TASK -
Find the lines below that contain the string "this". Copy each one.

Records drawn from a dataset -
■ ■ ■ ■
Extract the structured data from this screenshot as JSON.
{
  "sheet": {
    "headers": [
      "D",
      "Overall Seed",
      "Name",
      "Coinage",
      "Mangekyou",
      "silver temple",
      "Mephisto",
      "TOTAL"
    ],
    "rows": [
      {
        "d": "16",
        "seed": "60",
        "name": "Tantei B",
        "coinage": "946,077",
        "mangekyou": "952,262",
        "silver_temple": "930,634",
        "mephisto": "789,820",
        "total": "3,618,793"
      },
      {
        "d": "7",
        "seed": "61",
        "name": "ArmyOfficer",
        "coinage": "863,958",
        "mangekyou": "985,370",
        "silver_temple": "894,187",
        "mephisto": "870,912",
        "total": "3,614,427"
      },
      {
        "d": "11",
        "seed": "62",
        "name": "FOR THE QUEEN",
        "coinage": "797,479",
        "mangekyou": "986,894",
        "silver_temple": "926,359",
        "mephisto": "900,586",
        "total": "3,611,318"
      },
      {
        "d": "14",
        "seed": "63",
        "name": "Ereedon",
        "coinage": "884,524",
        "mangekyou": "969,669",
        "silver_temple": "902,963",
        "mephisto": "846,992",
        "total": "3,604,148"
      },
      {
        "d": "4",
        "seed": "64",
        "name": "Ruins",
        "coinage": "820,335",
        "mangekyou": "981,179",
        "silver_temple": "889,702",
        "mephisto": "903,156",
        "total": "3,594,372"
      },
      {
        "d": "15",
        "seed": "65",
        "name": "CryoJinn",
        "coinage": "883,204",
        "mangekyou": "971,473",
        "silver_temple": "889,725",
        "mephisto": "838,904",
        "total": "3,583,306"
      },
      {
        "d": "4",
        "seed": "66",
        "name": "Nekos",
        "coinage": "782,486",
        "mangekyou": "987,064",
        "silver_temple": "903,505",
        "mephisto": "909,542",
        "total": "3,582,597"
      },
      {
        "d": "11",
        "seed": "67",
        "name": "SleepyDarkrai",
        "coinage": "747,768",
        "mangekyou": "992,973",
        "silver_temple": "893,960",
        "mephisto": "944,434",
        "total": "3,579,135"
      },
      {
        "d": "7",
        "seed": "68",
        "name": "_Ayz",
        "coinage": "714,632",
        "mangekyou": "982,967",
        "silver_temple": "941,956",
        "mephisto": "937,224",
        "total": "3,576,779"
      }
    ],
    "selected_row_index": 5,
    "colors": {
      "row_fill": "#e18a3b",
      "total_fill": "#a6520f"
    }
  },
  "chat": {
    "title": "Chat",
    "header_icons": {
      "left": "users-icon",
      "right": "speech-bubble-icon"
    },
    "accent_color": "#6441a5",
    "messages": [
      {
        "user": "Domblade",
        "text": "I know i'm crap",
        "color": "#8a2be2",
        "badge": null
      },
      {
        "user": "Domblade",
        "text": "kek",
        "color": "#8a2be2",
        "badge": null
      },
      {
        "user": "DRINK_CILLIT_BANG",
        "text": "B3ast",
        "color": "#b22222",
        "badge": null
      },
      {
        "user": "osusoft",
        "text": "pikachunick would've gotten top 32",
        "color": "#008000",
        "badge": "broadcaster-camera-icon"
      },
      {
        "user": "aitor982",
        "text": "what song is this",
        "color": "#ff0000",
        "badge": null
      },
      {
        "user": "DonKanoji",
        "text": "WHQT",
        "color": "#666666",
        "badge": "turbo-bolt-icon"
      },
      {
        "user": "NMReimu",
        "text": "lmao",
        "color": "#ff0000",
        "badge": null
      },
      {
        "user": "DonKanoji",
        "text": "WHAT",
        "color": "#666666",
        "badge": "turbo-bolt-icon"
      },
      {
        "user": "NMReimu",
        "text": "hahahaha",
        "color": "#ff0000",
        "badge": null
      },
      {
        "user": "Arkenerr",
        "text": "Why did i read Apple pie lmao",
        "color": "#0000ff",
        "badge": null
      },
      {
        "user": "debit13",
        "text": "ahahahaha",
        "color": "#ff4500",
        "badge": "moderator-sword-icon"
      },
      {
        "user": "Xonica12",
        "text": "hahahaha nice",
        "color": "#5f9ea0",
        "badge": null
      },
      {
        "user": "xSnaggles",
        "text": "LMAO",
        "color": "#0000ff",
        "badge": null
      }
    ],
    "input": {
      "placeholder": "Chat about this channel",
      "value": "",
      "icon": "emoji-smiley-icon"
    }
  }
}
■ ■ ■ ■
RESPONSE AREA -
Extract the structured data from this screenshot as JSON.
        "text": "what song is this",
      "placeholder": "Chat about this channel",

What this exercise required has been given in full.